▶ Exercise: Return each record word for word, keeping none of its pictures.

▶ Provided records:
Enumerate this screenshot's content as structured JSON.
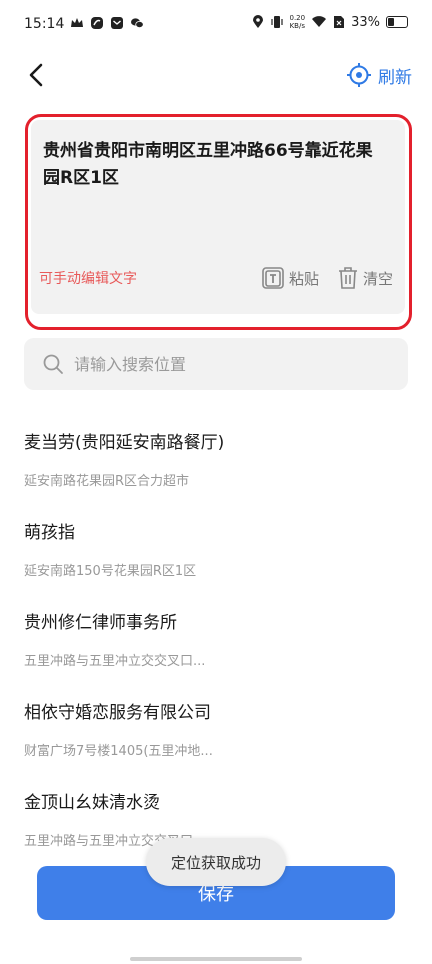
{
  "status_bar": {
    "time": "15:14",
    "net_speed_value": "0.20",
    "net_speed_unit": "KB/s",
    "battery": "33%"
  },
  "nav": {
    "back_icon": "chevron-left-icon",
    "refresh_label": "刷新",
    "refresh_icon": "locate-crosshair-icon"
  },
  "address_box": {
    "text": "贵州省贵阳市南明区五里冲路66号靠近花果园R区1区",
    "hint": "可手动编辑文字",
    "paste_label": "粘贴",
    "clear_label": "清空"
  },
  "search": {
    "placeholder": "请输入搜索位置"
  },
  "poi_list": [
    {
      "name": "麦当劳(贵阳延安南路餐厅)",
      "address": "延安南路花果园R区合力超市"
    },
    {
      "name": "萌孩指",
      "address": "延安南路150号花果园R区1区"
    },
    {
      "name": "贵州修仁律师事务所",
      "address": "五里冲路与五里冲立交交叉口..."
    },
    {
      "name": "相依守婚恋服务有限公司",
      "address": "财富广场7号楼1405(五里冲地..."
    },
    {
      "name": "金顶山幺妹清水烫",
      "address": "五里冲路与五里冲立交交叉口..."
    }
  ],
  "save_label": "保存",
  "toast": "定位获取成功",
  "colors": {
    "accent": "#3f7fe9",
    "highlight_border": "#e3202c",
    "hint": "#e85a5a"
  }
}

▶ Answer to this problem:
Enumerate this screenshot's content as structured JSON.
{
  "status_bar": {
    "time": "15:14",
    "net_speed_value": "0.20",
    "net_speed_unit": "KB/s",
    "battery": "33%"
  },
  "nav": {
    "back_icon": "chevron-left-icon",
    "refresh_label": "刷新",
    "refresh_icon": "locate-crosshair-icon"
  },
  "address_box": {
    "text": "贵州省贵阳市南明区五里冲路66号靠近花果园R区1区",
    "hint": "可手动编辑文字",
    "paste_label": "粘贴",
    "clear_label": "清空"
  },
  "search": {
    "placeholder": "请输入搜索位置"
  },
  "poi_list": [
    {
      "name": "麦当劳(贵阳延安南路餐厅)",
      "address": "延安南路花果园R区合力超市"
    },
    {
      "name": "萌孩指",
      "address": "延安南路150号花果园R区1区"
    },
    {
      "name": "贵州修仁律师事务所",
      "address": "五里冲路与五里冲立交交叉口..."
    },
    {
      "name": "相依守婚恋服务有限公司",
      "address": "财富广场7号楼1405(五里冲地..."
    },
    {
      "name": "金顶山幺妹清水烫",
      "address": "五里冲路与五里冲立交交叉口..."
    }
  ],
  "save_label": "保存",
  "toast": "定位获取成功",
  "colors": {
    "accent": "#3f7fe9",
    "highlight_border": "#e3202c",
    "hint": "#e85a5a"
  }
}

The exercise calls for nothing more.